Being Obvious Exercises

Piece of Cheese: Everyone in a circle. One person hops out and says "I'm a piece of cheese" and becomes that piece of cheese. One by one other improvisers come out and become obvious things to go with that offer, until one overall united picture is formed. Then it's repeated with different starting objects. For instance "I'm a wheel", "I'm a unicycle frame", "I'm a unicyclist", "I'm the circus they are in".  

Group Mind Exercises

Stop, Shuffle, Walk, Drop: Everyone walking around the room. If the director says stop they stop, drop they touch the floor, walk they walk, and shuffle they shuffle along. Then the director stops saying anything and the group can shout it out when they want. Then there are no shout outs at all and the group just does magically the same thing, adjusting from walk to shuffle as they go by everyone sensing what the group wants. Teaches everyone to be connected to the group and sense what the group needs. I got this one from Sophie Pumphrey so thank you Sophie.

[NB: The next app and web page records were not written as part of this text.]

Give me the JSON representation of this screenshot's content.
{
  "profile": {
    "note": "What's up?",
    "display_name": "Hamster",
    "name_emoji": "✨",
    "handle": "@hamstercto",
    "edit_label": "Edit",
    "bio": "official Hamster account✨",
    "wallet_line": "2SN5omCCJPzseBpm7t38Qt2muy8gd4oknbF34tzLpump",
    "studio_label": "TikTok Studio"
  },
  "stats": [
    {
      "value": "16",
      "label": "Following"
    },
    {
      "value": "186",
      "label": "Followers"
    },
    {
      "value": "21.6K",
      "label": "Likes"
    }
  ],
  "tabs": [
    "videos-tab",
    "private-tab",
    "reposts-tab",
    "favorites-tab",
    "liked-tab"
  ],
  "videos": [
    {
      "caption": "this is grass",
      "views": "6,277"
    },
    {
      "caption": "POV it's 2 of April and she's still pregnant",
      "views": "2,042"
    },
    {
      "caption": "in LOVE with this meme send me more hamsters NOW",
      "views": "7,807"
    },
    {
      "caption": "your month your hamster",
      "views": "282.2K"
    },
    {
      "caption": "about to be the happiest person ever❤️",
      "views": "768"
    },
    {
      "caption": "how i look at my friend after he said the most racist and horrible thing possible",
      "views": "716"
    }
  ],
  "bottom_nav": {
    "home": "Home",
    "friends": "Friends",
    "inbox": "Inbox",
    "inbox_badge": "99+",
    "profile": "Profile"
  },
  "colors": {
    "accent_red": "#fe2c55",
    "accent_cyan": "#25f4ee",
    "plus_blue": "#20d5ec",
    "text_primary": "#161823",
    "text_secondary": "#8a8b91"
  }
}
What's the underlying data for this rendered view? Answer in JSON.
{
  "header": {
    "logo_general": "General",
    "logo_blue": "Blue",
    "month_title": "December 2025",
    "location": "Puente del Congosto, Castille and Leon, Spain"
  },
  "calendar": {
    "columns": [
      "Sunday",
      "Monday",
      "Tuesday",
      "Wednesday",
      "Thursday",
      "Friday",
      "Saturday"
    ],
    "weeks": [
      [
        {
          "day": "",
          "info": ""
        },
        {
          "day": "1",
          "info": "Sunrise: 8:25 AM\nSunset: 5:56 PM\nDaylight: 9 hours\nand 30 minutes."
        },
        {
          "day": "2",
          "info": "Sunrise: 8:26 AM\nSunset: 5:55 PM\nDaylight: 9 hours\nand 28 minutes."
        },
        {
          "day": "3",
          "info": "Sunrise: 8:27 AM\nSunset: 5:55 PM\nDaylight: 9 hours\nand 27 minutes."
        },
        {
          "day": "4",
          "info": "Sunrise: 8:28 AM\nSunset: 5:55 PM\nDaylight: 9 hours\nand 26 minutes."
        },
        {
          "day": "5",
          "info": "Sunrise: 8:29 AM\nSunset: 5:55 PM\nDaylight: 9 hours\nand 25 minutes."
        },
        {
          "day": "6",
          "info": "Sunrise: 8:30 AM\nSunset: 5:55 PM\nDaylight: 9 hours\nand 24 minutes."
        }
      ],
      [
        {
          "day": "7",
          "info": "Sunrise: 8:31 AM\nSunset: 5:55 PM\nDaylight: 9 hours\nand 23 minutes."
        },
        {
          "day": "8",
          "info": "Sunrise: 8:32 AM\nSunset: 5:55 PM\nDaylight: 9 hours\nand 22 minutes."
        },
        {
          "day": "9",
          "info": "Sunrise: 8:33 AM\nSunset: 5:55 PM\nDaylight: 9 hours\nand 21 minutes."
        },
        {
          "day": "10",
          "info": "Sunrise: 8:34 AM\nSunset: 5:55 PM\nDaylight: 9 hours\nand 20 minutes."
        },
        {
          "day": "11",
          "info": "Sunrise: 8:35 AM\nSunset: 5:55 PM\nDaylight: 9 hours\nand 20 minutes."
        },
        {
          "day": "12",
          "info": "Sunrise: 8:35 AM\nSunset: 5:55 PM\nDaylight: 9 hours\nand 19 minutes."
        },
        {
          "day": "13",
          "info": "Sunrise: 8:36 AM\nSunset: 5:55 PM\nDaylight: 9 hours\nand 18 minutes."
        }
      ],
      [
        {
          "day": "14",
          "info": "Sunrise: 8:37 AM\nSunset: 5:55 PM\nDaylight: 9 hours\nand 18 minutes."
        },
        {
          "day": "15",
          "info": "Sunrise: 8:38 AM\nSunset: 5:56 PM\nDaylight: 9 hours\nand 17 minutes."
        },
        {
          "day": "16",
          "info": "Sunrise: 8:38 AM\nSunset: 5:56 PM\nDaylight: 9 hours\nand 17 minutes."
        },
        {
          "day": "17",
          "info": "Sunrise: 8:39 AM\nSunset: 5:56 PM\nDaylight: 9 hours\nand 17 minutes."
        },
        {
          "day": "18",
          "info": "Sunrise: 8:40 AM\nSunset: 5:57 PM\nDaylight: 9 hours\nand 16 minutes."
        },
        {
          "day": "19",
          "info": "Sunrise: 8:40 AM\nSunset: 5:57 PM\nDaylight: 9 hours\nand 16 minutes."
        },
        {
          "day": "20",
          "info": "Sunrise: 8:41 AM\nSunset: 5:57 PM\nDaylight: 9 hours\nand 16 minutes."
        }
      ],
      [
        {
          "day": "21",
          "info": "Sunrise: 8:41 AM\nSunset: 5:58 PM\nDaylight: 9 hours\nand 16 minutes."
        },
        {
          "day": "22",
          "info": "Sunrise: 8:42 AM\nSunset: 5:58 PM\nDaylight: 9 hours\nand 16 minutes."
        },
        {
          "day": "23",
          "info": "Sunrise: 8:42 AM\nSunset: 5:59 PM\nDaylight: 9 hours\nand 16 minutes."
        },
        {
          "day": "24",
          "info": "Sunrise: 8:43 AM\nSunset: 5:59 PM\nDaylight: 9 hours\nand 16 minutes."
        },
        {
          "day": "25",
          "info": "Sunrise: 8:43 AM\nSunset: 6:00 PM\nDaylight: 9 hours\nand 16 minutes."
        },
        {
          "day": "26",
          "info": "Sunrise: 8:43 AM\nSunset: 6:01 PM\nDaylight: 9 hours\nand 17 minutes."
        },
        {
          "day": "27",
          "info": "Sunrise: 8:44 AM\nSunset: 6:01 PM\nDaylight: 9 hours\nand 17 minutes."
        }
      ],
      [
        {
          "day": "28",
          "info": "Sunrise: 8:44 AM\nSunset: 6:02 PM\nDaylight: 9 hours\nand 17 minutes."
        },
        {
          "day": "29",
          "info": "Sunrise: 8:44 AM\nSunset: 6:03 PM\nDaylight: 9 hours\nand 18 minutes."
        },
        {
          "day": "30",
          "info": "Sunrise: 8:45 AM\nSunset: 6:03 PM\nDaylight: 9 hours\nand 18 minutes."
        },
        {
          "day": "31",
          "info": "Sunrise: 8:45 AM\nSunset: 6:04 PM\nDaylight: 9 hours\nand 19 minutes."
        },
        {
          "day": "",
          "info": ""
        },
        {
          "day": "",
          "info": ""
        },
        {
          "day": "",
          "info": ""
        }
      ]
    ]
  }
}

Fun End Games

Late for Work: One person leaves the room. While they are out the audience suggests why they were late for work, how they got here, and what their job is. When the person comes back they are apologising to their boss for being late while trying to guess why they were late, how they got there, and what their job is. They are helped out by four improvisers playing their friendly colleagues who are miming actions behind the boss.  I like this game early in our beginners courses as it gets people on stage in front of an audience having fun, and also gets people physically yes anding each other.

Copy Dance: Split everyone into groups of 5 or so. They have 5 minutes to find a song they all now, practice singing it, and invent and rehearse a dance routine to go with it. At the end of the 5 minutes each group performs their piece, but also another group then gets up and immediately copies what they just saw. We use to teach optimism in performance, the fact that mistakes will happen and you're never ready but you can stay optimistic. As Mick Barnfather (who we learnt this from): No problem!

End Chat

We always try to end with a postive chat, celebrating what people enjoyed and trying to minimise people's inner critics.

PART 2 COMING SOON!

This is part 1 of our write up of Beginners Improv Exercises from our recent courses. For part 2 please click here. 

Hoopla's next Beginners Improv Courses are starting in November in London: Beginners Improv Courses.

If you've done a Beginners Course our best next step is our Performance Improv Course, starting January in London: Performance Improv Course.


Blog by Steve Roe, co-founder of Hoopla Improv, courses, shows and improv club in London, UK. Twitter: @HooplaImpro. Facebook: HooplaImpro. Website: www.HooplaImpro.com. Email: hooplaimpro@gmail.com. 



2 comments:

  1. Thank you for this! Looking forward to the next one.

    ReplyDelete
  2. So good thanks Steve for listing this here!

    ReplyDelete